Pollution level: in 2015 270,000,000 plastic bottles with liquid soap sent to landfills. As it turns out consumers between 18 and 24 believe that bar soaps are covered in germs after use. This article claims that bacteria is not transferred via hand soap and our obsession to stay 100% clean is actually leading to increased ill health. I say let’s get dirty and plastic free!!
Read more on the cost of liquid soap here.
5# Deodorant. I know it is a biggy. It has to work, full stop. No messing about. No one wants to smell obviously. Still given that there are more and more plastic free available it is always worth trying them out I say. They don’t cost a fortune so here is the one I am using at the moment Lush Aromaco Deodorant. I keep mine in the fridge but you don’t need to. Before applying it I run it under a little bit of water. It really works even during the heatwave in London. I have also heard of and keen to try later as soon as my bar finishes Earth Conscious.

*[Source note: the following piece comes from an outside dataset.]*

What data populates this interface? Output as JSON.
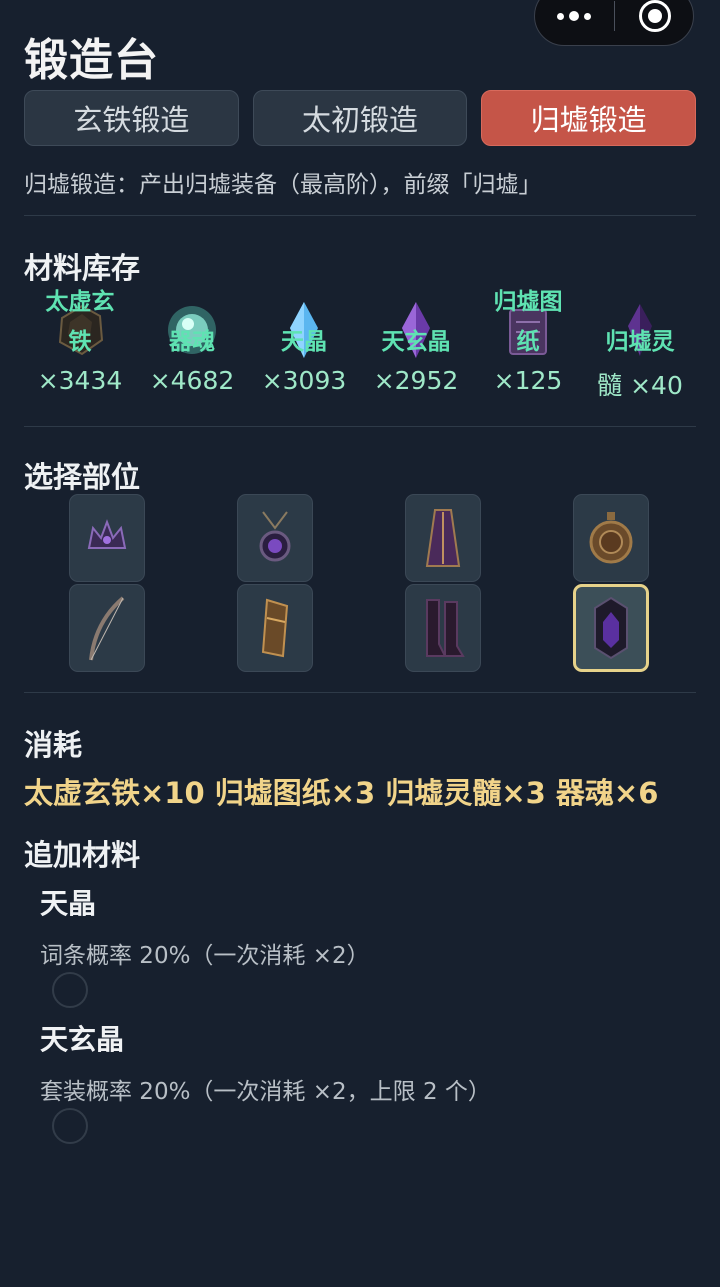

Pollution level of the casings: spray cans – big no no – they hardly can ever be recycled especially if they are half empty then they are treated as hazardous items. So for the plastic casing… well it is plastic and only 9%-10% of all plastic created on this planet has ever been recycled.

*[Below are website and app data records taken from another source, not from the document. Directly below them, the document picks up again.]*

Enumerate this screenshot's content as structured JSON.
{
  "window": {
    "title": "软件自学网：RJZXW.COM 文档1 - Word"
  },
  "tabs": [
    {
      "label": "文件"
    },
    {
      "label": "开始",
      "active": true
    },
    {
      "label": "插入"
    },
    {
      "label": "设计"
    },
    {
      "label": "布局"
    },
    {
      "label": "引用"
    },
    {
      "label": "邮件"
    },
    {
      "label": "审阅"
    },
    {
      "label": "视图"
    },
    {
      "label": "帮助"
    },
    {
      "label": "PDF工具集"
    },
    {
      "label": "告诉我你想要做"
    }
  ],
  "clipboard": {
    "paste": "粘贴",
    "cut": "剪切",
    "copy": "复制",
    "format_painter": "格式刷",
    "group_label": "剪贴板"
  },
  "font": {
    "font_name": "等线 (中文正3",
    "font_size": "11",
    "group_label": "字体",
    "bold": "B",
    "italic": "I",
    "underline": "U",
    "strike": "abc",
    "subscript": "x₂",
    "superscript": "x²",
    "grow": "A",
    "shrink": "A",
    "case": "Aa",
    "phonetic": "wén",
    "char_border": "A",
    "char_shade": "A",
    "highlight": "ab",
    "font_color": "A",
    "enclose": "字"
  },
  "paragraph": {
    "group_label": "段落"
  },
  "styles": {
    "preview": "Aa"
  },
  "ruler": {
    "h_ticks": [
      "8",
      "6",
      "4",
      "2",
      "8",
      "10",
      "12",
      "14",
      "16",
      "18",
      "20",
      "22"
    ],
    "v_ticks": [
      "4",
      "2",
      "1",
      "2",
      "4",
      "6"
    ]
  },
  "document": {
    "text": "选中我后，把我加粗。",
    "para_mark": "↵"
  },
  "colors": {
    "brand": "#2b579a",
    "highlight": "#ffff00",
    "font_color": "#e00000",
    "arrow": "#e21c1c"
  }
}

6# Cotton buds with paper stick. Honestly, I don’t get why they ever make plastic ones? The paper stick is just as good. Surely paper is cheaper to make then plastic so why did they bother? For that 5-10 second we are actually using it?! Waitrose now have the paper stick ones. Not much to write about it, it is a cotton buds. Does the job! Get the paper stick one. Done!
Pollution level – as we are tent to flush then down the toilet they all end up in our Sea (like most plastic items). On one Scottish beach alone, 13,500 plastic cotton bud sticks were found by conservation volunteers from the Marine Conservation Society in a single visit. They are just everywhere in our Sea and beaches. Google search the image “cotton buds on beaches” and you will see…
Thank you for reading my post and do comment if you have suggestions on other brands? If you tried some of these? Or if you just feel like it. I would love to hear your comments and thoughts.